Local Tip: Asian Food And Ferry Rides in Vancouver
My family and I chose to live in Sidney, BC because it’s less rainy than Vancouver, but we love the latter city and are lured to it several times a year by its spectacular setting— on the sparkling Pacific beneath snow capped mountains—great Asian food and inexpensive activities that our whole family enjoys.
If you’re headed to Vancouver, here are some of our favorite things to do—and none of them will break the bank.
Walk the seawall
Created in time for the 2010 Vancouver Olympics, a 13-mile seawall and walking path stretches from the cruise terminal at the foot of Burrard Street all the way around Stanley Park, the largest public park in North America.
The seawall walk features fantastic views of the North Shore mountains and busy Burrard Inlet, Canada’s largest port. A walk along it will take you toward the Vancouver Aquarium, nestled among the enormous old-growth cedars and fir trees of Stanley Park.

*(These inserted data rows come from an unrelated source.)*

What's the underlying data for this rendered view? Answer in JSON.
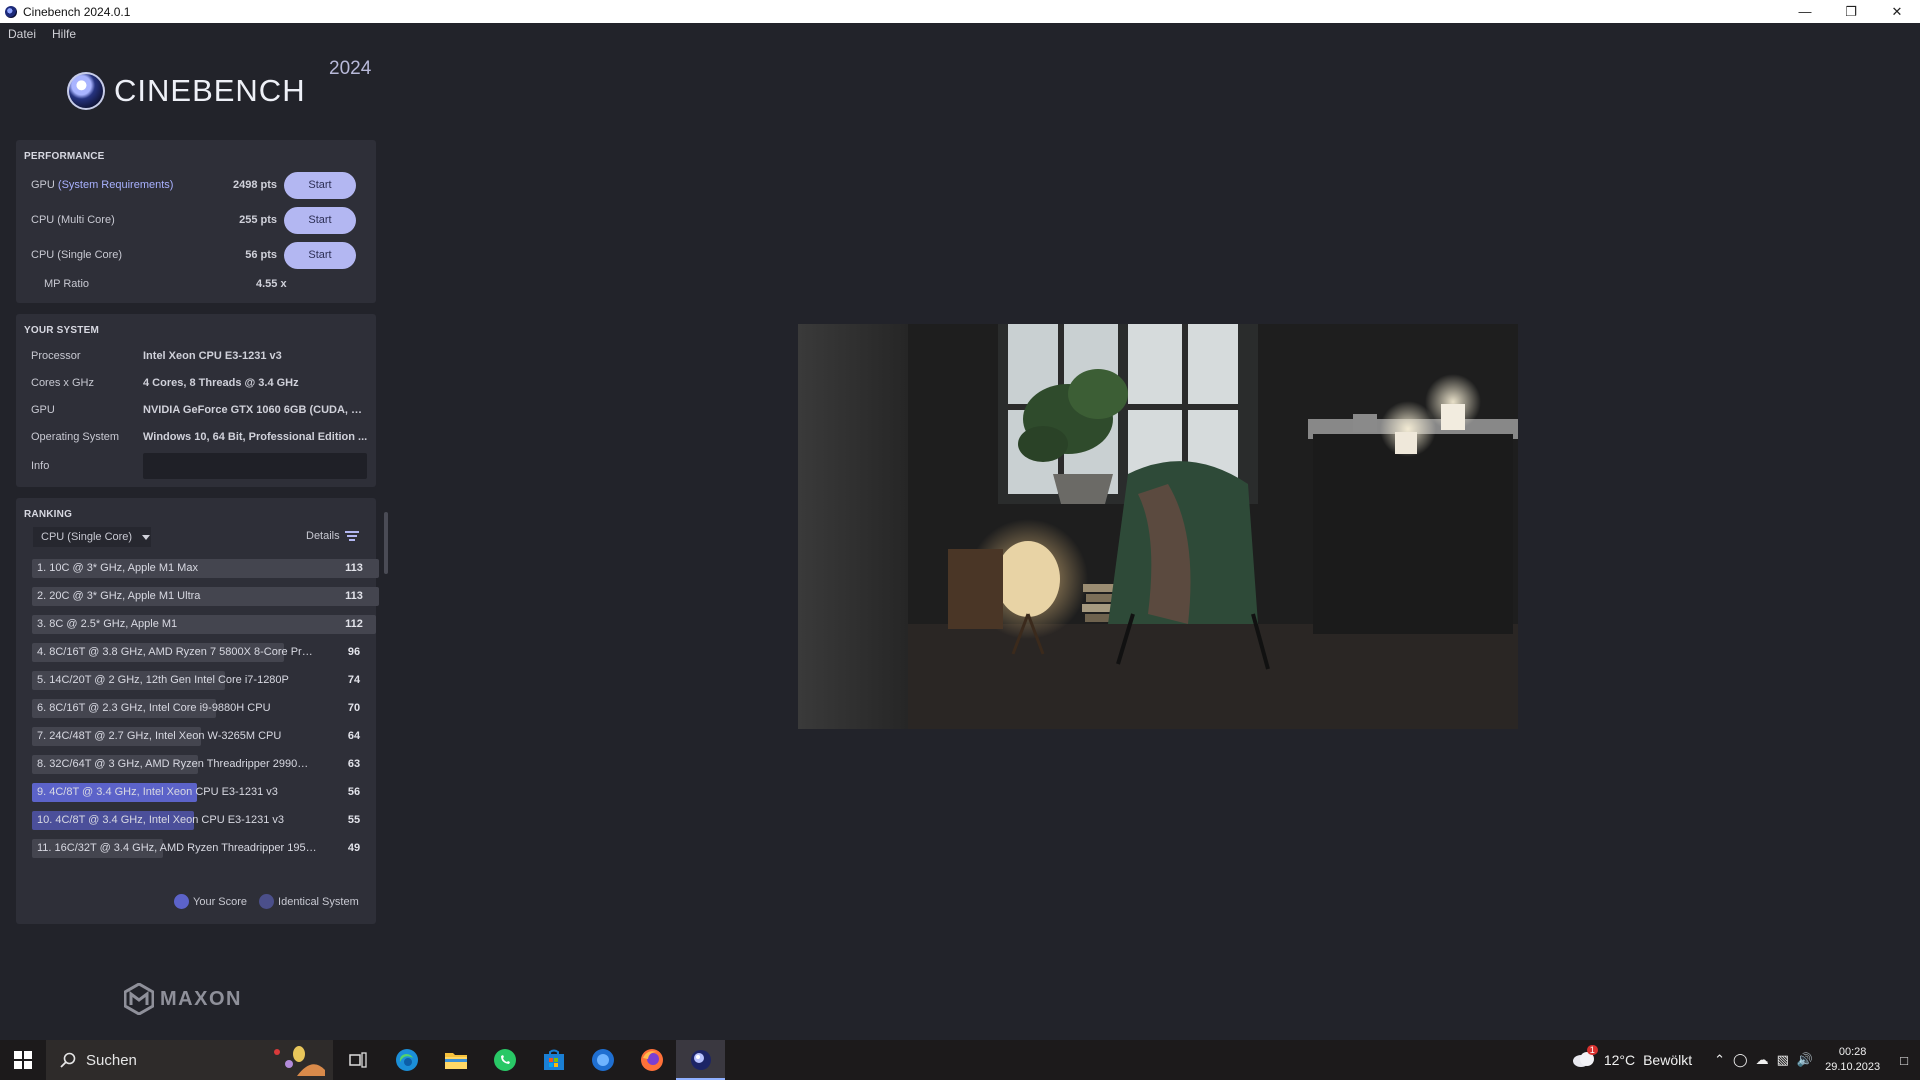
{
  "window": {
    "title": "Cinebench 2024.0.1"
  },
  "menu": {
    "items": [
      "Datei",
      "Hilfe"
    ]
  },
  "logo": {
    "word": "CINEBENCH",
    "year": "2024"
  },
  "performance": {
    "title": "PERFORMANCE",
    "rows": [
      {
        "label_main": "GPU ",
        "label_req": "(System Requirements)",
        "pts": "2498 pts",
        "button": "Start"
      },
      {
        "label_main": "CPU (Multi Core)",
        "label_req": "",
        "pts": "255 pts",
        "button": "Start"
      },
      {
        "label_main": "CPU (Single Core)",
        "label_req": "",
        "pts": "56 pts",
        "button": "Start"
      }
    ],
    "mp_ratio": {
      "label": "MP Ratio",
      "value": "4.55 x"
    }
  },
  "system": {
    "title": "YOUR SYSTEM",
    "rows": [
      {
        "label": "Processor",
        "value": "Intel Xeon CPU E3-1231 v3"
      },
      {
        "label": "Cores x GHz",
        "value": "4 Cores, 8 Threads @ 3.4 GHz"
      },
      {
        "label": "GPU",
        "value": "NVIDIA GeForce GTX 1060 6GB (CUDA, D..."
      },
      {
        "label": "Operating System",
        "value": "Windows 10, 64 Bit, Professional Edition ..."
      }
    ],
    "info_label": "Info",
    "info_value": ""
  },
  "ranking": {
    "title": "RANKING",
    "selected": "CPU (Single Core)",
    "details_label": "Details",
    "items": [
      {
        "name": "1. 10C @ 3* GHz, Apple M1 Max",
        "score": "113",
        "fill": 1.0,
        "kind": "other"
      },
      {
        "name": "2. 20C @ 3* GHz, Apple M1 Ultra",
        "score": "113",
        "fill": 1.0,
        "kind": "other"
      },
      {
        "name": "3. 8C @ 2.5* GHz, Apple M1",
        "score": "112",
        "fill": 0.99,
        "kind": "other"
      },
      {
        "name": "4. 8C/16T @ 3.8 GHz, AMD Ryzen 7 5800X 8-Core Proces...",
        "score": "96",
        "fill": 0.85,
        "kind": "other"
      },
      {
        "name": "5. 14C/20T @ 2 GHz, 12th Gen Intel Core i7-1280P",
        "score": "74",
        "fill": 0.65,
        "kind": "other"
      },
      {
        "name": "6. 8C/16T @ 2.3 GHz, Intel Core i9-9880H CPU",
        "score": "70",
        "fill": 0.62,
        "kind": "other"
      },
      {
        "name": "7. 24C/48T @ 2.7 GHz, Intel Xeon W-3265M CPU",
        "score": "64",
        "fill": 0.57,
        "kind": "other"
      },
      {
        "name": "8. 32C/64T @ 3 GHz, AMD Ryzen Threadripper 2990WX 3...",
        "score": "63",
        "fill": 0.56,
        "kind": "other"
      },
      {
        "name": "9. 4C/8T @ 3.4 GHz, Intel Xeon CPU E3-1231 v3",
        "score": "56",
        "fill": 0.5,
        "kind": "mine"
      },
      {
        "name": "10. 4C/8T @ 3.4 GHz, Intel Xeon CPU E3-1231 v3",
        "score": "55",
        "fill": 0.49,
        "kind": "ident"
      },
      {
        "name": "11. 16C/32T @ 3.4 GHz, AMD Ryzen Threadripper 1950X ...",
        "score": "49",
        "fill": 0.44,
        "kind": "other"
      }
    ],
    "legend": {
      "your_score": "Your Score",
      "identical": "Identical System"
    }
  },
  "brand": {
    "maxon": "MAXON"
  },
  "taskbar": {
    "search_placeholder": "Suchen",
    "weather": {
      "temp": "12°C",
      "desc": "Bewölkt",
      "badge": "1"
    },
    "clock": {
      "time": "00:28",
      "date": "29.10.2023"
    },
    "apps": [
      "task-view-icon",
      "edge-icon",
      "file-explorer-icon",
      "whatsapp-icon",
      "store-icon",
      "app-icon",
      "firefox-icon",
      "cinebench-icon"
    ]
  },
  "colors": {
    "accent": "#b3b7f2",
    "your_score": "#5c63c9",
    "identical": "#4b4f9a",
    "panel": "#2e2f38",
    "background": "#22232a"
  }
}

This is an especially handy excursion if you’re in town to depart for an Alaskan cruise (or if you’ve just come from one).
Explore All of Robson Street
Robson Street is the city’s main tourist way. You’ll find plenty of souvenir shops and hot dog stands on upper Robson, but many visitors turn around before they reach the end of the street (at Denman). Those who venture all the way up will find a residential neighborhood with cafés, restaurants, and in particular, a thriving cluster of Japanese and Korean pub-style restaurants.
We always opt for Korean food during our visits, but if it seems too exotic, a Safeway at Denman and Robson is a great place to stock up for a picnic. Take your provisions and walk south along lively Denman Street. You’ll find the English Bay swimming area near the edge of Stanley Park.
Take the Seabus
This is a bona fide local experience, and what an experience it is.
Visitors to Vancouver often make the trek to the North Shore to visit the Capilano Suspension Bridge or to take the gondola up Grouse Mountain. When we do either of these activities, we take the scenic route via the Seabus ferry.
Part of Vancouver’s inexpensive public transit system, it departs from the docks across from Waterfront Station on Burrard Inlet (about 2 blocks east of where the cruise ships berth) and goes to Lonsdale Quay in North Vancouver. Our kids are always awed by the busy harbor as the Seabus slips between gigantic freighters, cruise ships and sometimes even navy cruisers. We can’t get enough of the fantastic views of the North Shore mountains, which are central to the lives of the locals with their ski hills and backcountry hiking trails. It’s a great experience for C$2 or C$3 per person.
At Lonsdale Quay there’s a market with local produce and plenty of places to eat. We prefer it to the more too-touristy Granville Market on False Creek. From there it’s pretty simple to arrange transportation to the Capilano Bridge or Grouse Mountain (you can return to downtown Vancouver via shuttle bus).
Hang out at Granville Island
Granville Island is in pretty much every guidebook to Vancouver, but as home to Emily Carr University (Canada’s preeminent school of art and design), it’s also a genuine community hub for Vancouverites. Parking can be a challenge so we typically take a water taxi from the north side of False Creek (fares top out at C$6.50 for adults and C$3.25 for kids).
Our kids love riding in the water taxis, and it puts them in a good enough mood to tolerate the stroll my wife and I love to take through the city’s small but thriving fashion district in Yaletown. Also, they know that if they’re good they’ll likely be rewarded with a trip to Telus Science World, further up False Creek and reachable via another water taxi.
Richmond is not listed as a destination in most guidebooks. But we find incredibly interesting and fun. Roughly 25% of Richmond’s residents hail from Asia, so it’s really easy to find authentic (and cheap) Hong Kong and Shanghai-style food. We think it’s the best Chinese food in Canada.
We take the Canada Line to Brighouse Station (on No. 3 Road in Richmond). That puts us near Aberdeen Mall with its excellent food court full of Asian specialties like congee, and dumplings that you won’t find at your average Chinese take-out shop. Half a block to the north, Yaohan Centre has more Asian restaurants, plus a supermarket with Japanese baked goods.
It’s on that sweet, if unconventional note, that we always head (a little reluctantly) back home to Sidney.
Nevin Thompson lives in Sidney, BC with his family. He’s a marketing writer for the Cedarwood Inn and Suites, a hotel in Sidney.